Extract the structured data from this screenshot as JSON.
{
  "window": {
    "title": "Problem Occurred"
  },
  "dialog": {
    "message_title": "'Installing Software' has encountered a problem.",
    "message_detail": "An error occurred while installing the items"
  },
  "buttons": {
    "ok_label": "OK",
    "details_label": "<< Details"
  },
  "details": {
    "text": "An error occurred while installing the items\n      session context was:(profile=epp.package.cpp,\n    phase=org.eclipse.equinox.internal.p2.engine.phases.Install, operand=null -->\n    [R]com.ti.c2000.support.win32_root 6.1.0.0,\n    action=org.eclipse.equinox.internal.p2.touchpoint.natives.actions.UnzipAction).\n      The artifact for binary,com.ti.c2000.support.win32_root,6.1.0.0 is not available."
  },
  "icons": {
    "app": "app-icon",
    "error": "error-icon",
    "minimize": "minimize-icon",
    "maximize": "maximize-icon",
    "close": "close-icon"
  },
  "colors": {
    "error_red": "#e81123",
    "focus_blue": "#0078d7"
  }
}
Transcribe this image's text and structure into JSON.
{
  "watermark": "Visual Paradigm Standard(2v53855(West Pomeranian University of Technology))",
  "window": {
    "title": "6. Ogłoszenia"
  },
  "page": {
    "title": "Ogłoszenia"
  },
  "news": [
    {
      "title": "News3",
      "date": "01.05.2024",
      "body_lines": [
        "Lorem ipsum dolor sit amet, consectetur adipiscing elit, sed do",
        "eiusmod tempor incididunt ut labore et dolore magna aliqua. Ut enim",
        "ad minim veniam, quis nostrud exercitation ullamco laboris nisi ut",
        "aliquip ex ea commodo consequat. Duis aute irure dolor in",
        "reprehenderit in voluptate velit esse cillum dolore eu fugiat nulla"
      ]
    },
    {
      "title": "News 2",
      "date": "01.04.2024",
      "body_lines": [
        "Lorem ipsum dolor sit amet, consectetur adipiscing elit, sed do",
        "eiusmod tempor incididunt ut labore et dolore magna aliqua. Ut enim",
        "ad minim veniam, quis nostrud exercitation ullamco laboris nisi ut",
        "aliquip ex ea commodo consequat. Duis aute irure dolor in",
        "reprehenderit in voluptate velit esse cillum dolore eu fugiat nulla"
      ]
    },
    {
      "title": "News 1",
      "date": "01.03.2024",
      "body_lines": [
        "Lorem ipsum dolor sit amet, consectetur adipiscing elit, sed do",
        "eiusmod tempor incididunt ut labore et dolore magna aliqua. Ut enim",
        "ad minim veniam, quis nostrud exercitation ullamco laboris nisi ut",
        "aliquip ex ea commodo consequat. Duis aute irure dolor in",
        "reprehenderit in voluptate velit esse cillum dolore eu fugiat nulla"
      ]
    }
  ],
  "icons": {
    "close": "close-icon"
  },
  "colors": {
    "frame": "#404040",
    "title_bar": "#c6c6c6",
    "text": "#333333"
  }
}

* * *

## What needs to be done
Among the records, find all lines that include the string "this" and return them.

## Task result
Extract the structured data from this screenshot as JSON.
Transcribe this image's text and structure into JSON.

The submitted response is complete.